At the time i was using a script to dial a SSTP VPN connection to my home windows server from my netbook. This script would trigger each time I connected to my university’s WiFi.
There was two problems with this. The first problem was the WiFi was open to all student devices across the whole campus. The WiFi was using a 10.32.0.0/16 subnet. This easily exceeded 500 devices when i checked it with an IP scan of the subnet. The next issue was the WiFi was not secured. Although there was secured staff WiFi and special education logins this was not open to any device and any student.

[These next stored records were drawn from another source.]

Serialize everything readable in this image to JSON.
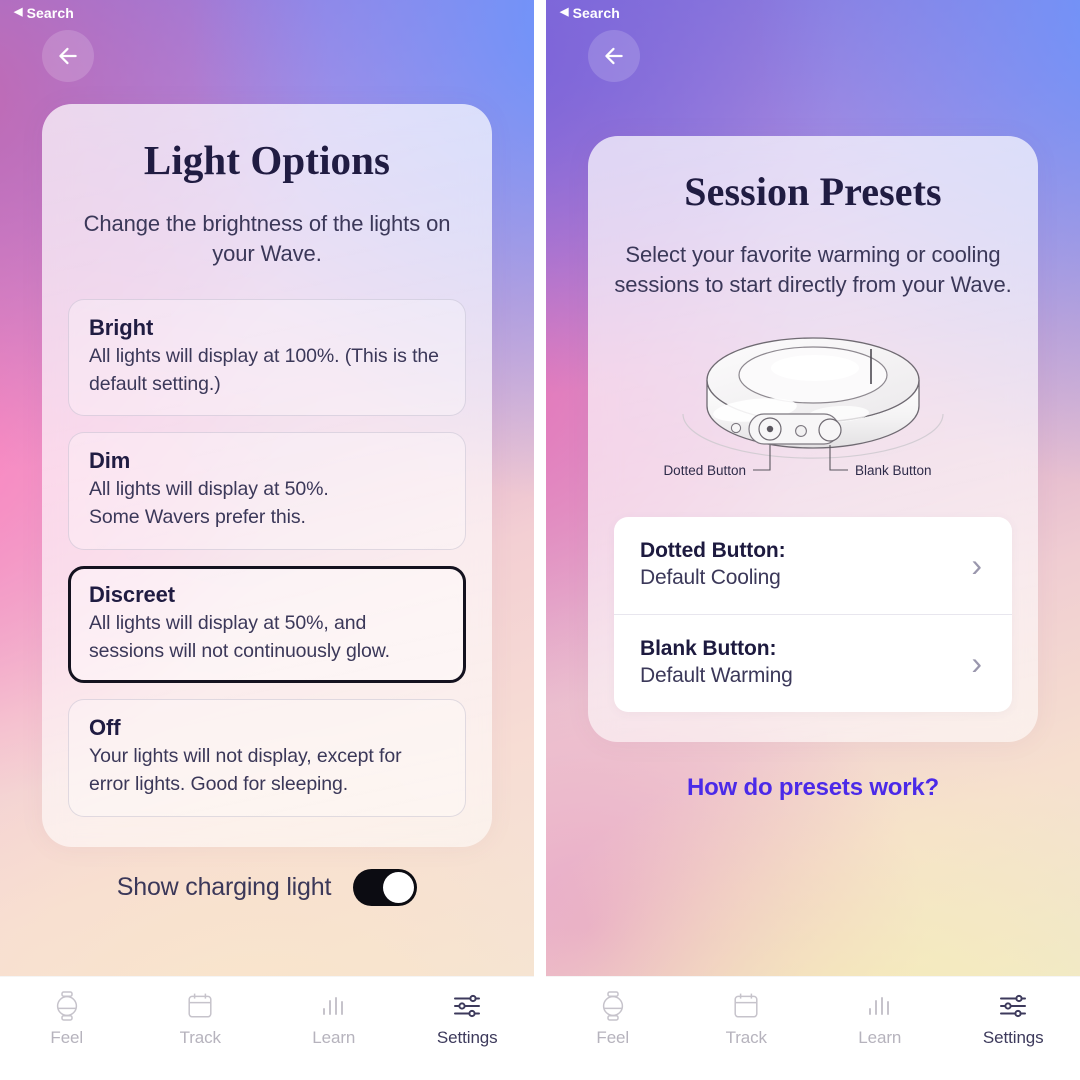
{
  "theme": {
    "accent_link": "#4b2ae8",
    "text_dark": "#201c42",
    "text_body": "#3b3859",
    "selected_border": "#14121f",
    "tab_inactive": "#b6b3bd",
    "tab_active": "#3d3a5c"
  },
  "left": {
    "statusbar": {
      "back_label": "Search",
      "back_glyph": "◀"
    },
    "back_button": "back-arrow",
    "title": "Light Options",
    "subtitle": "Change the brightness of the lights on your Wave.",
    "options": [
      {
        "title": "Bright",
        "desc": "All lights will display at 100%. (This is the default setting.)",
        "selected": false
      },
      {
        "title": "Dim",
        "desc": "All lights will display at 50%.\nSome Wavers prefer this.",
        "selected": false
      },
      {
        "title": "Discreet",
        "desc": "All lights will display at 50%, and sessions will not continuously glow.",
        "selected": true
      },
      {
        "title": "Off",
        "desc": "Your lights will not display, except for error lights. Good for sleeping.",
        "selected": false
      }
    ],
    "toggle": {
      "label": "Show charging light",
      "state": "on"
    },
    "tabs": [
      {
        "label": "Feel",
        "icon": "watch-icon",
        "active": false
      },
      {
        "label": "Track",
        "icon": "calendar-icon",
        "active": false
      },
      {
        "label": "Learn",
        "icon": "bars-icon",
        "active": false
      },
      {
        "label": "Settings",
        "icon": "sliders-icon",
        "active": true
      }
    ]
  },
  "right": {
    "statusbar": {
      "back_label": "Search",
      "back_glyph": "◀"
    },
    "back_button": "back-arrow",
    "title": "Session Presets",
    "subtitle": "Select your favorite warming or cooling sessions to start directly from your Wave.",
    "diagram": {
      "name": "wave-device-diagram",
      "labels": [
        {
          "text": "Dotted Button"
        },
        {
          "text": "Blank Button"
        }
      ]
    },
    "presets": [
      {
        "title": "Dotted Button:",
        "value": "Default Cooling",
        "chevron": "›"
      },
      {
        "title": "Blank Button:",
        "value": "Default Warming",
        "chevron": "›"
      }
    ],
    "help_link": "How do presets work?",
    "tabs": [
      {
        "label": "Feel",
        "icon": "watch-icon",
        "active": false
      },
      {
        "label": "Track",
        "icon": "calendar-icon",
        "active": false
      },
      {
        "label": "Learn",
        "icon": "bars-icon",
        "active": false
      },
      {
        "label": "Settings",
        "icon": "sliders-icon",
        "active": true
      }
    ]
  }
}
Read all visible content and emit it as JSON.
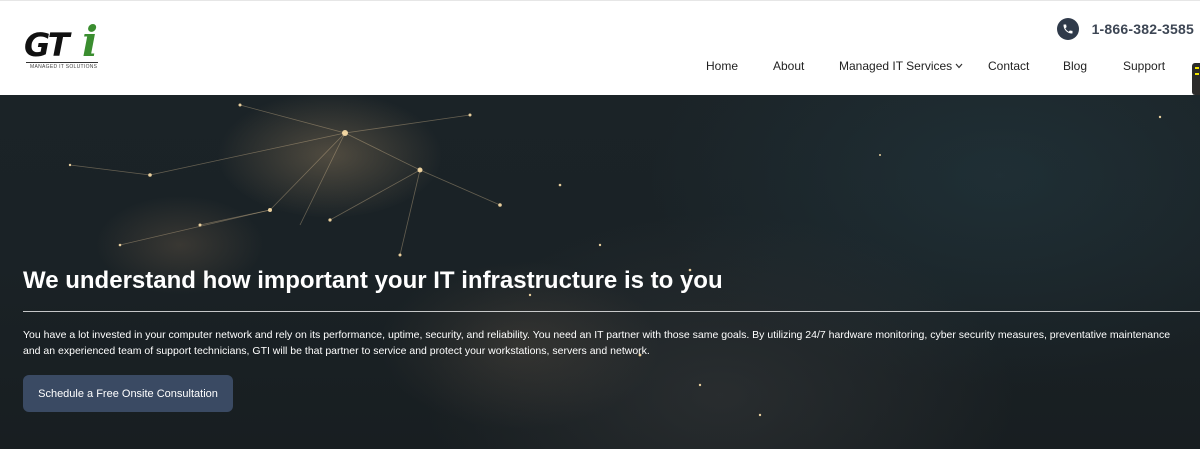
{
  "brand": {
    "logo_mark": "GT",
    "logo_accent": "i",
    "logo_tagline": "MANAGED IT SOLUTIONS",
    "accent_color": "#3a8d2f"
  },
  "header": {
    "phone_icon": "phone-icon",
    "phone_number": "1-866-382-3585"
  },
  "nav": {
    "items": [
      {
        "label": "Home"
      },
      {
        "label": "About"
      },
      {
        "label": "Managed IT Services"
      },
      {
        "label": "Contact"
      },
      {
        "label": "Blog"
      },
      {
        "label": "Support"
      }
    ],
    "dropdown_icon": "chevron-down-icon"
  },
  "hero": {
    "title": "We understand how important your IT infrastructure is to you",
    "description": "You have a lot invested in your computer network and rely on its performance, uptime, security, and reliability. You need an IT partner with those same goals. By utilizing 24/7 hardware monitoring, cyber security measures, preventative maintenance and an experienced team of support technicians, GTI will be that partner to service and protect your workstations, servers and network.",
    "cta_label": "Schedule a Free Onsite Consultation",
    "cta_color": "#3a4a63",
    "background": "night-earth-network-lights"
  }
}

My current solution of monitoring Windows events for an “on WiFi connect” left me open for more than three different situations. The first most annoying one was windows not correctly logging events. Sometimes on a WiFi connection due to how Windows handles high latency The script will run early which causes it will fail to connect on its first try. This then leads to windows attempting to connect again 30 seconds later.
The second situation is windows split tunnel VPN routing. Due to how strict VPNs are implemented in windows there can be situations were windows for what ever reason passed packets down the wrong pipe. Leaking information due to improper forwarding is surprisingly more common than you would think.
Windows firewall being sub par was the third situation I had to deal with. Due to how large and open the wireless network was I was heavily dependent on windows firewall.
My solution was presented to me in the form of a portable USB powered WiFi router made by mikrotik. The mAP lite is a dual chain 802.11 b/g/n WiFi AP/ Router running the Linux based RouterOS. It can be powered ether off 750mA USB (two sockets worth of non-negotiable power) or Power over Ethernet. This is the smallest device they make which runs their full routing operating system. One of RouterOS’s many features is the highly customisation firewall and NAT table. This allowed me to block all of my laptop’s traffic before it reached the WiFi network. Another feature of RouterOS is the support of SSTP VPNs. Although not perfect it functions as expected with minor differences.
In my application I was powering the mAP lite from two of my three USB ports. My laptop’s ethernet would connect to the mAP lite and get an IP address. The mAP lite would then operate in station mode to connect to the campus WiFi network only forwarding my data over the WiFi as if it was connected to the VPN running on my home server.
There is only one downside to the mAP lite, the antennas are smaller than your average laptop’s antenna so occasionally moving the AP off the table to be hanging or stood up on the table achieves the best signal strength.
In my next post i’ll show how you can pair the mAP lite to a mAP to get a WiFi Hotspot with 3G support. This is my now favourite setup